Jagger winced, looking away for a moment, waiting. He wanted to be alone with the victim, but he had a partner. Being alone wasn't going to be easy.

"Thank you, Parissi," Jagger said. "The crime-scene crew can have the place in ten minutes. Hey, Miro, go on out and see who's on the job today, will you?"

Miro was still just staring.

"And get another interview with Tom Cooley, too. He's the guide who saw her and called it in, right?" Jagger asked.

"Uh--yeah, yeah," Tony said, closing his mouth at last, turning and following Gus out.

Alone at last, my poor, poor dear, Jagger thought.

The dust of the ages seemed to have settled within the burial chamber, on the floor, on the stone and concrete walls, on the plaques that identified the dead within the vault. In contrast, the young woman on the tomb was somehow especially beautiful and pristine, a vision in white, like an angel. Sighing, Jagger walked over to the body. To all appearances, she was sleeping like a heavenly being in her pure perfection.

He pulled out his pocket flashlight to look for the bite marks that had to exist. He gently and carefully moved her hair, but there were no marks on her neck. He searched her thighs, then her arms, his eyes quick but thorough.

At last he found what he sought. He doubted that the medical examiner--even with the most up-to-date technology available--would ever find the tiny pinpricks located in the crease at her elbow.

He swore out loud just as Tony returned.

His partner was a young cop. A good cop, and not a squeamish one. Most of the crimes taking place these days had to do with a sudden flare of temper and, as always, drugs. Tony had worked a homicide with him just outside the Quarter in which a kid the size of a pro linebacker had taken a shotgun blast in the face. Tony had been calm and professional throughout the grisly first inspection, then handled the player's mother with gentle care.

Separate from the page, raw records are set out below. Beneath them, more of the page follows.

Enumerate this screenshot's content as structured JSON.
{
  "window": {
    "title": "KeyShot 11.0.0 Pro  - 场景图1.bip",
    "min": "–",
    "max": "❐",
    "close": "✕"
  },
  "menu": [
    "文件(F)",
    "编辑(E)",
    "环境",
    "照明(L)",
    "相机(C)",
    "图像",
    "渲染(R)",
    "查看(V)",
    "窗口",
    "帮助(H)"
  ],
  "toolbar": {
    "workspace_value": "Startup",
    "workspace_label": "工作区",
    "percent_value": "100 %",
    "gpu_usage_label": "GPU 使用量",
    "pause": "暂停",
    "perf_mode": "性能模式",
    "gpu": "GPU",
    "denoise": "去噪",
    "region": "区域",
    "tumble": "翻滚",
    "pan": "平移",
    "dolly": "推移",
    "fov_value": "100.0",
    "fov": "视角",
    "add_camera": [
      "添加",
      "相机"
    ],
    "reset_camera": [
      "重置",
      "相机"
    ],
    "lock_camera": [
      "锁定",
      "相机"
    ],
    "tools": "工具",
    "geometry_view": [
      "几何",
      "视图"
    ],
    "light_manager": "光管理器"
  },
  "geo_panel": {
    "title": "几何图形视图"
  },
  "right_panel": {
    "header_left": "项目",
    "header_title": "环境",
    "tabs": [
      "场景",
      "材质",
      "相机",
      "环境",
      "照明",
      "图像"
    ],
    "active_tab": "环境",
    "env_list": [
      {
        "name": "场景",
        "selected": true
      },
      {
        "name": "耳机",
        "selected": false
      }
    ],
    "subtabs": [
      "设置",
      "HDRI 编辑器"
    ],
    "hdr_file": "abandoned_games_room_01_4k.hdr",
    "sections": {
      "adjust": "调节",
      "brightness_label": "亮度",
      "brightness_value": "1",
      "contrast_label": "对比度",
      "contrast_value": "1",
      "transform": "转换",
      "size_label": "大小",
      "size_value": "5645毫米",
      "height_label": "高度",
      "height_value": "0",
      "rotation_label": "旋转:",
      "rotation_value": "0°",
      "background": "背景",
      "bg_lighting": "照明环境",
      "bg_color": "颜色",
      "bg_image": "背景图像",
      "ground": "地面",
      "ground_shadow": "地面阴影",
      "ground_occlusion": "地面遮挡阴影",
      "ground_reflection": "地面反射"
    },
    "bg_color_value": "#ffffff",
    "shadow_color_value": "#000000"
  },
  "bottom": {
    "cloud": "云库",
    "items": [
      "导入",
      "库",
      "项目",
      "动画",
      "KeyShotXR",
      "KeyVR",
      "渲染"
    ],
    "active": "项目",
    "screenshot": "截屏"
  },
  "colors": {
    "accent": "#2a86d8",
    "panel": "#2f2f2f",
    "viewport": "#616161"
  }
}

Today, however, he seemed freaked.

"What?" Tony asked.

Jagger shook his head. "No blood here at all, no signs of violence. No lividity, but she's still in rigor.... Is the M.E. here?"

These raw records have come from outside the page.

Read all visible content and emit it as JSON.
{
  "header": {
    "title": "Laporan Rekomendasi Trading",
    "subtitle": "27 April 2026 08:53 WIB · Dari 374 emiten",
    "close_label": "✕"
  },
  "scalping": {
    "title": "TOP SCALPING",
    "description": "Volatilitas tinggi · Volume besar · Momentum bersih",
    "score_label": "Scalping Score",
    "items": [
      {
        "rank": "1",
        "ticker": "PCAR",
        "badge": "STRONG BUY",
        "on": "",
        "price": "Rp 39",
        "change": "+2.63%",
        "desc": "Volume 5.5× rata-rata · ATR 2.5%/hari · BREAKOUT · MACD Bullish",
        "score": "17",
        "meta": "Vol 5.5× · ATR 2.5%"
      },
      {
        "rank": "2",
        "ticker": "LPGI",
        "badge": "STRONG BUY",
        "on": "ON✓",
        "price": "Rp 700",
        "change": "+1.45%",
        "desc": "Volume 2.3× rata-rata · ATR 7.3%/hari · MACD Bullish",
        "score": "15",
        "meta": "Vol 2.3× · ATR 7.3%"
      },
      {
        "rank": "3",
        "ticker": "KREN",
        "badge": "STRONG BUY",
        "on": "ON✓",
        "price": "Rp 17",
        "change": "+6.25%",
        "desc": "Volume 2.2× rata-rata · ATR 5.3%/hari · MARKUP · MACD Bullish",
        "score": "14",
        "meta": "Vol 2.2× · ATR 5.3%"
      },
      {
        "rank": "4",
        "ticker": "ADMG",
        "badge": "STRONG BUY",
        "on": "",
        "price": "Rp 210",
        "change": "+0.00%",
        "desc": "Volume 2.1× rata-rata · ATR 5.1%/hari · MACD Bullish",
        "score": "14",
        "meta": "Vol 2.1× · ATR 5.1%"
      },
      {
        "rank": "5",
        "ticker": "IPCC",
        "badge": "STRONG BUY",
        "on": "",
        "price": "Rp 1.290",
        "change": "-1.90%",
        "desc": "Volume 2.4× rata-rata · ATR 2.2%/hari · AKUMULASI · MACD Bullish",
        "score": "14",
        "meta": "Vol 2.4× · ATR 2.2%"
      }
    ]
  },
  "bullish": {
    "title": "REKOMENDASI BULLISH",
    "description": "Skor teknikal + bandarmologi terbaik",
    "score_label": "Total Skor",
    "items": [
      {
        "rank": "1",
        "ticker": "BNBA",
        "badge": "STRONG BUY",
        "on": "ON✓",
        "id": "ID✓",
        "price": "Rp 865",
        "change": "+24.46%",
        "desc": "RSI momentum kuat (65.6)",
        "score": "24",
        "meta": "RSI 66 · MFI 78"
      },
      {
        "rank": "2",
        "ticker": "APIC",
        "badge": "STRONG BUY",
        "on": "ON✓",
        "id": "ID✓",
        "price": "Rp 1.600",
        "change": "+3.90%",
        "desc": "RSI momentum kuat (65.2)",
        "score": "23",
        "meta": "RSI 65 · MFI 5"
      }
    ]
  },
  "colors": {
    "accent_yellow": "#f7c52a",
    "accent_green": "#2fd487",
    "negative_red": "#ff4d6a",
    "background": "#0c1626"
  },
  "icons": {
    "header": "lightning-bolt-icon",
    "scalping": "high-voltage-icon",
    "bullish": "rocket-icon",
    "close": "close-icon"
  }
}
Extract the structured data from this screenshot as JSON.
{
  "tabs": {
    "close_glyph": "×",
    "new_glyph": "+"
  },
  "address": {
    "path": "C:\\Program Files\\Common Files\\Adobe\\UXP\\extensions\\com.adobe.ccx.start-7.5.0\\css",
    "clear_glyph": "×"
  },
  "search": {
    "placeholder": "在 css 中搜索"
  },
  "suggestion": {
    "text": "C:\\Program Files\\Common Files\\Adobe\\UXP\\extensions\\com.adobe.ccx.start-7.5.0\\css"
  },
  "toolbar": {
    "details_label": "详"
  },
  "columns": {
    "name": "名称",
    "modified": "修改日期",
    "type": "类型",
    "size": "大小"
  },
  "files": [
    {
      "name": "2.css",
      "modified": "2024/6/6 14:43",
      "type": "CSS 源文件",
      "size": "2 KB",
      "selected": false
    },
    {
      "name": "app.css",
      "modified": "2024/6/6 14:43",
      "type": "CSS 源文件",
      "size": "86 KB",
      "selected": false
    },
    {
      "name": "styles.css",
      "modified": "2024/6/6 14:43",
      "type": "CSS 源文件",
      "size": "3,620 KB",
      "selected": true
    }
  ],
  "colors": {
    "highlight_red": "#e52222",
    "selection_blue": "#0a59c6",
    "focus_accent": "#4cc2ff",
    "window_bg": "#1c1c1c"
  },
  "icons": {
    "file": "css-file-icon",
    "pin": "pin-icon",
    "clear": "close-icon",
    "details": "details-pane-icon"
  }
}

Tony nodded.

"Send him in," Jagger said. "Have you interviewed the guide yet?"

Tony, staring at the body, shook his head. "One of the uniforms went to find him."

"He can't have gone far. Stay out there until they find him and interview him. And anyone who was with him. Then meet me back at the station, and we'll get her picture out in the media. I want uniforms raking the neighborhood, the dumpsters, you name it, looking for a purse, clothing, anything they can find."

Tony nodded and left.

The M.E. the Coroner's Office had sent out that morning was Craig Dewey. Dewey looked like anything but the general conception of what a medical examiner should: he was tall, blond, about thirty-five. Basically, until they found out what he did for a living, most women considered him a heartthrob.

Like the others, he paused in the door. But Dewey didn't stand there stunned and frozen as Tony and Gus had done. He did stare, but Jagger could see that his keen blue eyes were taking in the scene, top to bottom, before he approached the corpse. Finally that stare focused on the victim. He looked at her for a long while, then turned to Jagger.

"Well, here's one for the books," he said, his tone matter-of-fact. "On initial inspection, without even touching her, I'd say she's been entirely drained of blood." He looked around. "And it wasn't done here."

"No. I'd say not," Jagger agreed with what appeared to be obvious.

"Such a pity, and so strange. Murder is never beautiful, and yet...she is beautiful," Dewey commented.

"Dewey, give me something that isn't in plain sight," Jagger said.

Dewey went to work. He was efficient and methodical. He had his camera out, the flash going as he shot the body from every conceivable angle. Then he approached the woman, checked for liver temperature and shook his head. "She's still in rigor. Other than the fact that she's about bloodless, I have no idea what's going on here. I'll need to get her into the morgue to figure out how and why she died. I can't find anything to show how it might have happened. Odd, really odd. A body without blood wouldn't shock me--we seem to attract wackos to this city all the time--but I can't find so much as a pinprick to explain what happened. Hell, like I said, I've got to get her out of here to check further. Lord knows, enough people around here think they're vampires."